Debate Reaction

The final debate came and went last night and if you follow me on my twitter, you saw absolutely nothing from me on it. Why? A couple of reasons:

First off, I had the luxury of watching with my class of students with none other than Karl Rove. He debated Howard Dean earlier during the day at Duke and stuck around to watch the debate with us. Of course, we were all focused on the actual debate but it was still very cool to be sitting just a few feet away from him during it.

But, plenty of my classmates were on Twitter during it and Rove was as well. I chose to stay off because I wanted to judge it without the nonsense of Twitter. I thought last night was particularly partisan. The first debate Romney clearly won in a landslide. Obama won the second by a little. But throughout last night’s debate and afterwards, any Democrat or left-leaning journalist I follow seemed to think Obama dominated and any Republican or right-leaning journalist thought Romney dominated. It was split decisively along party lines. It was quickly clear to me that I wasn’t going to get much from reading Twitter and I certainly wasn’t going to add anything to the discussion as well. So I stayed away and I’m glad I did so. It actually felt kind of nice to watch the debate away from social media (mostly – I snuck a peek every once in a while).

President Obama and Mitt Romney during their third and final presidential debate.

As for my thoughts on the debate, I thought it was a dead draw. Obama responded well on Israel/Iran while Romney seemed to do better on China (something that infuriates me – more on that later). I thought the rest of the issues were about even. The polling after the debate seemed to show a Obama victory, but remember my way of judging the debates: the winner is the person who convinces voters to vote for him.

Here are the snap polls:

CNN

Who won the debate? Obama 48%, Romney 40%

Who are you more likely to vote for? Unchanged 50%, Romney 25%, Obama 24%

Public Policy Polling

Who won the debate? Obama 53%, Romney 42%

Are you more or less likely to vote for President Obama?

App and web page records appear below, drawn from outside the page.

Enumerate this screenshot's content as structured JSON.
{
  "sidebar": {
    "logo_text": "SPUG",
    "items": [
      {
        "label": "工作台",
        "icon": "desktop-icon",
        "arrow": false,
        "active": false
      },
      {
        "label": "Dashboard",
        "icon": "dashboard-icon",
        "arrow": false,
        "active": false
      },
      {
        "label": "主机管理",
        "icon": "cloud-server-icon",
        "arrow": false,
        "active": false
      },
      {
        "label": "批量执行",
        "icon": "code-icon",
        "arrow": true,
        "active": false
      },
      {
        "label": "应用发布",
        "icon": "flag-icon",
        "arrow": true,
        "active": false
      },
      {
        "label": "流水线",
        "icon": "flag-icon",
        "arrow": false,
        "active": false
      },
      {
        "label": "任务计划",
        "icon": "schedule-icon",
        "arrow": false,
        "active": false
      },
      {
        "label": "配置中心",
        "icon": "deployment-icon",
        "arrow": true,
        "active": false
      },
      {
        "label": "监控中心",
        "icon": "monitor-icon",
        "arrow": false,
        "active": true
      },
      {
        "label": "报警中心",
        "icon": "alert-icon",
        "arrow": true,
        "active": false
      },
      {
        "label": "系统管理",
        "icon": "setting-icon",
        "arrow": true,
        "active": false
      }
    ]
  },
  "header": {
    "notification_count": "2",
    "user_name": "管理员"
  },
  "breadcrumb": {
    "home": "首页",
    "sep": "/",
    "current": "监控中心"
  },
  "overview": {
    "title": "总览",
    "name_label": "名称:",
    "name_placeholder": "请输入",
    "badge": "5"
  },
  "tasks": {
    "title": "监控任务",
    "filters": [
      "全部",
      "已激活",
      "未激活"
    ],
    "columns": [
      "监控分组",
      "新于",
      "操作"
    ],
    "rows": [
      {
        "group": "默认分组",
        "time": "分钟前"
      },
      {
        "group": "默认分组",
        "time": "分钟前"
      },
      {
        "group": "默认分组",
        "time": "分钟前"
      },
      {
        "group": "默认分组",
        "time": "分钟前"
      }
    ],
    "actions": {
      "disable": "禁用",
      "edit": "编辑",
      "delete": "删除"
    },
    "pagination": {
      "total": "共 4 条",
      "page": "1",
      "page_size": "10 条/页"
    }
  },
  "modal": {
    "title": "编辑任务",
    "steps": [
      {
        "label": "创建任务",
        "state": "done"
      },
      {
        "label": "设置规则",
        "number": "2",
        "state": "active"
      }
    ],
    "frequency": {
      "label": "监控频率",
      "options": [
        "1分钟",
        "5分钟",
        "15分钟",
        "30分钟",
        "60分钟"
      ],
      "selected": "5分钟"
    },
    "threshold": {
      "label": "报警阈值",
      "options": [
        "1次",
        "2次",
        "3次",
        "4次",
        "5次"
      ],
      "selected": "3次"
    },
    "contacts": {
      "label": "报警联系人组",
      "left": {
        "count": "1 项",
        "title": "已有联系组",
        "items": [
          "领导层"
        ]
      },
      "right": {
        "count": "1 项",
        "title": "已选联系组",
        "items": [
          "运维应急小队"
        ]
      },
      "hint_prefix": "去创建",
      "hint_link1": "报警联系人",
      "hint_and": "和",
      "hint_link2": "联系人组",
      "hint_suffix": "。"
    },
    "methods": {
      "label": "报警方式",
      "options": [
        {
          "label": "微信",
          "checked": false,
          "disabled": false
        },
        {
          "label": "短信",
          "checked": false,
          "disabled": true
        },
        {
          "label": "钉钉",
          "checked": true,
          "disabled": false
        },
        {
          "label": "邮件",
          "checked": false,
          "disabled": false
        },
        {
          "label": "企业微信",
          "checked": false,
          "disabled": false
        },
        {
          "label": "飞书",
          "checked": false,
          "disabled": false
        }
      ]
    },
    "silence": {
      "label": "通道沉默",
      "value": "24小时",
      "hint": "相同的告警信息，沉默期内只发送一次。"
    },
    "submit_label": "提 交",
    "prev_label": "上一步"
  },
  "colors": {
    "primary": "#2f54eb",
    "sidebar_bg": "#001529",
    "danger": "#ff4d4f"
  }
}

More likely 37%
Less likely 31%
Unchanged 30%

Are you more or less likely to vote for Governor Romney?

More likely 38%
Less likely 35%
Unchanged 26%

CBS News

Who won the debate? Obama 53%, Romney 23%, Tie 24%

Once again, CBS annoys me and doesn’t have any more info on their polls (or if they do, someone please point it out to me). As for the CNN and PPP poll, clearly it was about a draw. The PPP poll actually shows Romney with an advantage among independents. Thirty-two percent of independents said they were more likely to vote for Obama after the debate while 47% said they were less likely. In contrast, 47% of independents said they were more likely to vote for Romney afterwards with 35% saying they were less likely.

Some numbers point towards Obama, some towards Romney and my gut reaction was a tie. Thus, I’m going to call it a tie until I see further polling. We (and by we, I mean Nate Silver) will have plenty of polls to sort through during the next two weeks. (Image via)